Networking for Storage Spaces Direct deployment
Customers are increasingly adopting Hyper Converged Infrastructure (HCI) thanks to the lower cost of ownership that HCI provides. Storage Spaces Direct, a key technology for HCI, can be deployed and managed using Virtual Machine Manager. To provide the high performance network which is needed for the Storage Spaces Direct storage traffic, customers will now be able to configure data center bridging (DCB) settings for the Storage Spaces Direct cluster.
For details of other improvements and bug fixes that are part of this release, please refer to this Microsoft Knowledge Base (KB) article.
Data Protection Manager
Windows Server supports Resilient File System (ReFS) for greater resiliency, availability, and scalability of various workloads.

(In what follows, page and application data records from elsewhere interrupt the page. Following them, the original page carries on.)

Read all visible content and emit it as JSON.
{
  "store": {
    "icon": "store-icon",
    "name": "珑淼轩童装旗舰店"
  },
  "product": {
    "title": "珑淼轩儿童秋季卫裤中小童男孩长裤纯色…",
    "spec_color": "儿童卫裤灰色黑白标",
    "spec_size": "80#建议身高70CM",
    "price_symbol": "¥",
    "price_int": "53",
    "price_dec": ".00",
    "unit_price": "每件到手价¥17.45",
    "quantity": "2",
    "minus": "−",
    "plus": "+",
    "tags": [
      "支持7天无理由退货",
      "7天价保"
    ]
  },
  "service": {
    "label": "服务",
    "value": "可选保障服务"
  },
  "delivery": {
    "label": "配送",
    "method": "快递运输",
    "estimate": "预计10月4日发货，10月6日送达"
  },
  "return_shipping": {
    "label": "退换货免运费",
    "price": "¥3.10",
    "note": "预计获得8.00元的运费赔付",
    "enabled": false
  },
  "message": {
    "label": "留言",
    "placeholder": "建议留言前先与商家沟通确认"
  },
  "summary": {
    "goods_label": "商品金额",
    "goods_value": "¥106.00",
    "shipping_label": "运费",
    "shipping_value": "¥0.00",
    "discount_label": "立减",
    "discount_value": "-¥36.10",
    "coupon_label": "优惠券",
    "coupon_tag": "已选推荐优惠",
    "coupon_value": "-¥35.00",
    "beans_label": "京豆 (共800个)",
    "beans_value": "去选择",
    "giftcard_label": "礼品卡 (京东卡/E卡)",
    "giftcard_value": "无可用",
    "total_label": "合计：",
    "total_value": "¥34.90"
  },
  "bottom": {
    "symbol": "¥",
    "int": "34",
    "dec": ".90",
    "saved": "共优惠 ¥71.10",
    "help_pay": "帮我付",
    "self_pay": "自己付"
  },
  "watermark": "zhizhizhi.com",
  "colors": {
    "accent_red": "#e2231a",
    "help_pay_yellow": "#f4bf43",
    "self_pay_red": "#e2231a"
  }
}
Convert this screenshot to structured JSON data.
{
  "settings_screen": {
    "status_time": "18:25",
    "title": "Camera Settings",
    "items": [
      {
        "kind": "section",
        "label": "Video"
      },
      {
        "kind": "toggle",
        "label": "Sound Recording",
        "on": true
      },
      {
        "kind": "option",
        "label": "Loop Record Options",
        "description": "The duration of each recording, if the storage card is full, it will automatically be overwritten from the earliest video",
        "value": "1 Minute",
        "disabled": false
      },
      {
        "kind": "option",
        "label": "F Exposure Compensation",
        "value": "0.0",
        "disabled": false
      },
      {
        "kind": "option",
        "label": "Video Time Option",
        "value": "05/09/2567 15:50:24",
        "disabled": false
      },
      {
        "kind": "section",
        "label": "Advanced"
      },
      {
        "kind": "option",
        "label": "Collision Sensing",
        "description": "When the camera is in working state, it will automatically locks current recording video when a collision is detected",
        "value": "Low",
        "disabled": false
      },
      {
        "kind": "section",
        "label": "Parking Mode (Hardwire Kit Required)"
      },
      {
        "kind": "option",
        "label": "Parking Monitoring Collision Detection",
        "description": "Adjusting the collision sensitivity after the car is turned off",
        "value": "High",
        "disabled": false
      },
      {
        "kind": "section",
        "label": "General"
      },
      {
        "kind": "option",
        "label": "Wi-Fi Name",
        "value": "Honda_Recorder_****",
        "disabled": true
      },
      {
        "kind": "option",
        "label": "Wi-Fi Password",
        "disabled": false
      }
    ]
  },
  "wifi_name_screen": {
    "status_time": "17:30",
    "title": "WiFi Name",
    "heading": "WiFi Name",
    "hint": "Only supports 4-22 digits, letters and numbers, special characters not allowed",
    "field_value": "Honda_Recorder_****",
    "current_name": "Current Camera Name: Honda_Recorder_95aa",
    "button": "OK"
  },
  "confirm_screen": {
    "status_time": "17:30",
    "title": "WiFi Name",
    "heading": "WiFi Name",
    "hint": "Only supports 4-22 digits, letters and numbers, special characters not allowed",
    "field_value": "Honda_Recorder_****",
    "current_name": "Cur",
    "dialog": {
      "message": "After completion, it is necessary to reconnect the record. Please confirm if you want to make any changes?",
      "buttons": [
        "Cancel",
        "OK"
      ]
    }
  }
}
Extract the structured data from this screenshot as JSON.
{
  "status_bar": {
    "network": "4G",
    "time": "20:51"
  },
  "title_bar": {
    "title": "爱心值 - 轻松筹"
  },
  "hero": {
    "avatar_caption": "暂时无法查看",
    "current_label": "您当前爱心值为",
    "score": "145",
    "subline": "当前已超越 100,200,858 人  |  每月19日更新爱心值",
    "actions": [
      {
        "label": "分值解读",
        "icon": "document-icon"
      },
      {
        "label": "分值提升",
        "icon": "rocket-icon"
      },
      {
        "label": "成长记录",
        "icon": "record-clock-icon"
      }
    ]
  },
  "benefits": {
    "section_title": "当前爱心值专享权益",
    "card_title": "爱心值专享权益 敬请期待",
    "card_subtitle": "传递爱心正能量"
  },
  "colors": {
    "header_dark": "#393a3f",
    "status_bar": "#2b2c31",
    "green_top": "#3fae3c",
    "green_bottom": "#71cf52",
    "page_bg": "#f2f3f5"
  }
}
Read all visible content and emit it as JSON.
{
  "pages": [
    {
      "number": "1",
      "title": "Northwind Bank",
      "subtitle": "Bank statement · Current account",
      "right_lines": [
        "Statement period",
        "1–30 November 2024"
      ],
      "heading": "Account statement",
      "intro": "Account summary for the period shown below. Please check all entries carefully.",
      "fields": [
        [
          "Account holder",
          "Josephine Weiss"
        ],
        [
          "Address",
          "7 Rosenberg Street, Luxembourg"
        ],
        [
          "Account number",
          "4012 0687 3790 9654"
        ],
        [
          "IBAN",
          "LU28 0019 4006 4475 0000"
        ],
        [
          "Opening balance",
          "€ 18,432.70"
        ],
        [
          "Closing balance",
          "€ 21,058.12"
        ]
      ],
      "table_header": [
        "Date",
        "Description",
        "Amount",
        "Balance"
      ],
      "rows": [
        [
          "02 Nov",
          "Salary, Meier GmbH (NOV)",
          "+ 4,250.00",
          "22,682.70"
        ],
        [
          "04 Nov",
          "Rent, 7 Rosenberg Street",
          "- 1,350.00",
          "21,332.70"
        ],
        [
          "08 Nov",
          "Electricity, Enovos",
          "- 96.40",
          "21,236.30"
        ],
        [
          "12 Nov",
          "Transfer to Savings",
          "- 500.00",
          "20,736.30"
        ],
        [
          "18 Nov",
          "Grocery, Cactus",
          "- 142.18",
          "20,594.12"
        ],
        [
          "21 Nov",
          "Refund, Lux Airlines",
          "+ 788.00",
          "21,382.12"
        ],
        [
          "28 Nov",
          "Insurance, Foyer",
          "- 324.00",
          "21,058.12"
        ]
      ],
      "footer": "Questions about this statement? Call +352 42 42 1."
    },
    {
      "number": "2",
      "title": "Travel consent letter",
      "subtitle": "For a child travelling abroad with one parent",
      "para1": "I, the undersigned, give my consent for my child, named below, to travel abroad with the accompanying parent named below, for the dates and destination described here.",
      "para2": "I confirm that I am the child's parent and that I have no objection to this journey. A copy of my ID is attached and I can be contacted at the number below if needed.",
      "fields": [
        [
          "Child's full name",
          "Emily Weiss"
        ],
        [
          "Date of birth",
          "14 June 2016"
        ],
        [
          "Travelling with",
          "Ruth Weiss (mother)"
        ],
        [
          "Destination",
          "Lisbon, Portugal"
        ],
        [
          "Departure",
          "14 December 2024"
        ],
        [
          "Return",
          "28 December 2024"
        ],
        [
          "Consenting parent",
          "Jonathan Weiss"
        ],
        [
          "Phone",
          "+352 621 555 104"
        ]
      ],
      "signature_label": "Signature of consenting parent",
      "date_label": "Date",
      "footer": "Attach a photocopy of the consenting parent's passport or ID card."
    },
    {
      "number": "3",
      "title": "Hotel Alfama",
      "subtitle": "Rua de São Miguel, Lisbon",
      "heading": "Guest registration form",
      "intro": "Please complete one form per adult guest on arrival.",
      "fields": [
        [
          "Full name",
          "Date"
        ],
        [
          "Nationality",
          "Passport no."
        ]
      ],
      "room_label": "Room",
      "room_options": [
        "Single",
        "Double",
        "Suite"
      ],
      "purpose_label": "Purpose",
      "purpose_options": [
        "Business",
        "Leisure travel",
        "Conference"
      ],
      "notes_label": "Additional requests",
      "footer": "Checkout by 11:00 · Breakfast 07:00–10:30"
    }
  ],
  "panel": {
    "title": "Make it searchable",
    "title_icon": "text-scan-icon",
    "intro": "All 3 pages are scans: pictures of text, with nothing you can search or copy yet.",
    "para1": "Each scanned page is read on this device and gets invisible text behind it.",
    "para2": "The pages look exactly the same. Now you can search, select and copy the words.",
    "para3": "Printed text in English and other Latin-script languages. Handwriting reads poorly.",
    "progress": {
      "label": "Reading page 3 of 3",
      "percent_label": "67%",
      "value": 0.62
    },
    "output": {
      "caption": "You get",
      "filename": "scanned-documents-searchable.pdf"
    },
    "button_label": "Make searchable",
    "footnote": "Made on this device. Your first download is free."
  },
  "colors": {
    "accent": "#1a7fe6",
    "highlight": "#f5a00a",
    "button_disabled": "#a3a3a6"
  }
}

With Data Protection Manager 2019 UR1, you can backup workloads running on ReFS. You can also backup the workloads which are deployed on a ReFS volume with deduplication enabled.
Server Core installation option, which is without the GUI/desktop experience, provides for a smaller OS footprint and better security.Most customers now deploy server roles and applications on Server Core. With Data Protection Manager 2019, you now run the Data Protection Manager server on Server Core.
For easier onboarding to Azure Backup and to use Azure Storage for long term retention needs, Data Protection Manager now supports Azure Data Box for creating the initial backup. This eliminates the need for using the network for transferring the initial replica, which can take a long time. This feature is currently in preview. If you would like to use it, please send an email to firstname.lastname@example.org.
Data Protection Manager has also seen significant investment in improving the performance of backup jobs. Please refer to this KB article for more details on the release of Data Protection Manager 2019 UR1.
Orchestrator and Service Manager
We’re happy to let you know that significant updates have been made to Orchestrator and Service Manager 2019. You can read more about the improvements made to Orchestrator, and learn more about how we’ve enhanced Service Manager 2019 in update rollup one.
We hope you are as excited as we are about releasing System Center 2019 UR1. We look forward to receiving your feedback!